Not that I’m a blind-faith fanatic. I’m perfectly willing and able to acknowledge and point out Apple’s missteps. I think Steve’s battle with Flash was ill-timed, for one thing. The Cube was too far ahead of its time . . . to get it that small, the components were too expensive. It looked amazing, but who could buy it? But I remember thinking, “Look . . . if you took that cube and made it a flatter rectangle, it would fit on the back of a monitor. The monitor would be the computer!” I felt pretty good about myself when that was actually what happened.

At some point across the years (or, I suppose, incrementally), without me fully realizing it, Steve Jobs, the man behind the machine, became important to me. But even when I felt concern for his health, and knew he must have been in a bad way to step down from Apple, it seemed like more generic sympathy, that you feel for anyone. But it turned out to be more. Like most people, I didn’t expect the end to come so soon. And I certainly didn’t expect I would be repeatedly getting misty eyed as I read the various reminiscences there have been posted on line over the last several days. Stephen Fry’s was quite good. Stephen Colbert’s was funny but with a poignant end that really got me (I did the same thing myself before I saw it; check it out so you’ll know what I mean). 

I don’t know if Apple will ever be quite the same. They’ve got a good set up now, and could have a good run just making the existing products better. Apple TV, although much improved, still needs work. The computer and pods and pads and phone can just keep getting faster and cooler and more interconnected. But they also need to be able to come up with the game changers, the crazy things that Steve would take to his people and say, “Can we do this?” I don’t even know what those are. I just hope there’s someone at Apple, or soon to come to Apple, that does. And then it will be insanely great.

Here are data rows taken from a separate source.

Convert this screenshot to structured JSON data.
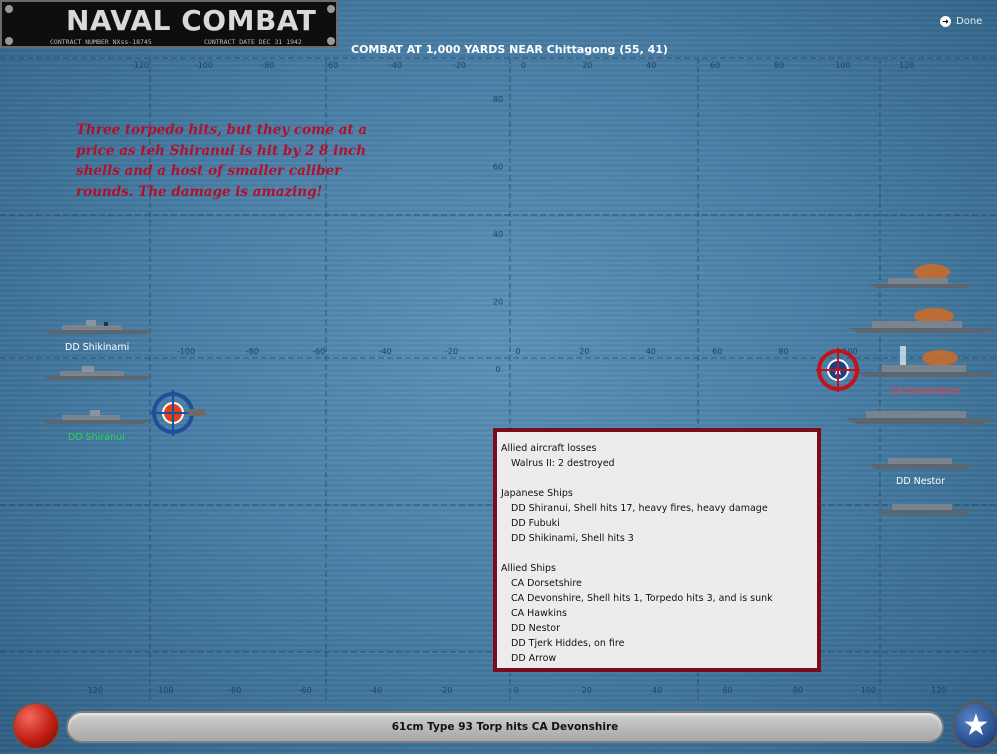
{
  "logo": {
    "title": "NAVAL COMBAT",
    "contract_number": "CONTRACT NUMBER  NXss-18745",
    "contract_date": "CONTRACT DATE  DEC 31 1942"
  },
  "heading": "COMBAT AT 1,000 YARDS NEAR Chittagong (55, 41)",
  "done_label": "Done",
  "note": "Three torpedo hits, but they come at a price as teh Shiranui is hit by 2 8 inch shells and a host of smaller caliber rounds.  The damage is amazing!",
  "axis": {
    "top_x": [
      "-120",
      "-100",
      "-80",
      "-60",
      "-40",
      "-20",
      "0",
      "20",
      "40",
      "60",
      "80",
      "100",
      "120"
    ],
    "mid_x": [
      "-100",
      "-80",
      "-60",
      "-40",
      "-20",
      "0",
      "20",
      "40",
      "60",
      "80",
      "100"
    ],
    "bottom_x": [
      "-120",
      "-100",
      "-80",
      "-60",
      "-40",
      "-20",
      "0",
      "20",
      "40",
      "60",
      "80",
      "100",
      "120"
    ],
    "y": [
      "80",
      "60",
      "40",
      "20",
      "0"
    ]
  },
  "ships": {
    "japanese_label_1": "DD Shikinami",
    "japanese_label_2": "DD Shiranui",
    "allied_label_1": "CA Devonshire",
    "allied_label_2": "DD Nestor"
  },
  "report": {
    "sections": [
      {
        "title": "Allied aircraft losses",
        "rows": [
          "Walrus II: 2 destroyed"
        ]
      },
      {
        "title": "Japanese Ships",
        "rows": [
          "DD Shiranui, Shell hits 17,  heavy fires,  heavy damage",
          "DD Fubuki",
          "DD Shikinami, Shell hits 3"
        ]
      },
      {
        "title": "Allied Ships",
        "rows": [
          "CA Dorsetshire",
          "CA Devonshire, Shell hits 1,  Torpedo hits 3, and is sunk",
          "CA Hawkins",
          "DD Nestor",
          "DD Tjerk Hiddes,  on fire",
          "DD Arrow"
        ]
      }
    ]
  },
  "status_text": "61cm Type 93 Torp hits CA Devonshire",
  "colors": {
    "sea": "#4a80a8",
    "note": "#b2102a",
    "report_border": "#7b0c1c",
    "japanese_label_green": "#2bd94a",
    "allied_label_red": "#ff3b3b"
  }
}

This is a PSA for backing up your computer files. We all know we should. Many of us don’t. Maybe we have great plans for it, get started at it, then fall away.

I was in that last category back in January when my computer started coughing up blood, fell on its face, convulsed for a while, then got frightfully still. Flat line. I started looking at my backup discs and realized that they were not weeks behind, or months behind, but years behind. I could have sworn I had done it a month or so ago. Yikes.

The happy ending, as previously blogged here, was that all my data was recovered. The loss of photos and writing projects would have been devastating, and the fear I lived under until I had all those back was terrible. I vowed that I had learned my lesson. My immediate action was to get a terabyte external drive to go along with my new computer. That drive, using Apple’s fancypants Time Machine software, is an automated backup system that records my changes hourly. If something goes horrible wrong on my computer now, I’ve got that drive write there ready to restore my precious files.

But what if a zombie comes into my house and destroys my entire desk? That drive sits right next to the computer. One zombie, or Hellfire missile from an errant Predator drone, would take out my backup along with my computer. Obviously, I hadn’t gotten serious enough.

Yesterday I signed up with on offsite storage service. All my personally created files are uploaded, encrypted, and stored on servers. Their software automatically detects changes–just like Time Machine–and uploads new or updated files. Now if the Blob crashes to Earth in my neighborhood and engulfs and devours my desk, I know that I can buy a new computer, log into my offsite storage, and start downloading.

I’d been thinking about doing the offsite thing since the computer crashed, but over the weekend when a Facebook friend posted that her computer had died and she may have lost an entire novel she had written, I decided it was high time I finally did so. Got the upload started Sunday morning. It may actually take over a week to upload over 40 gigs of files, but I’ll sleep better when I’m away from home.

Because when you’re gone, extraterrestrial bounty hunters often use your home for stakeouts, and they’re none too careful with your personal belongings, I can tell you.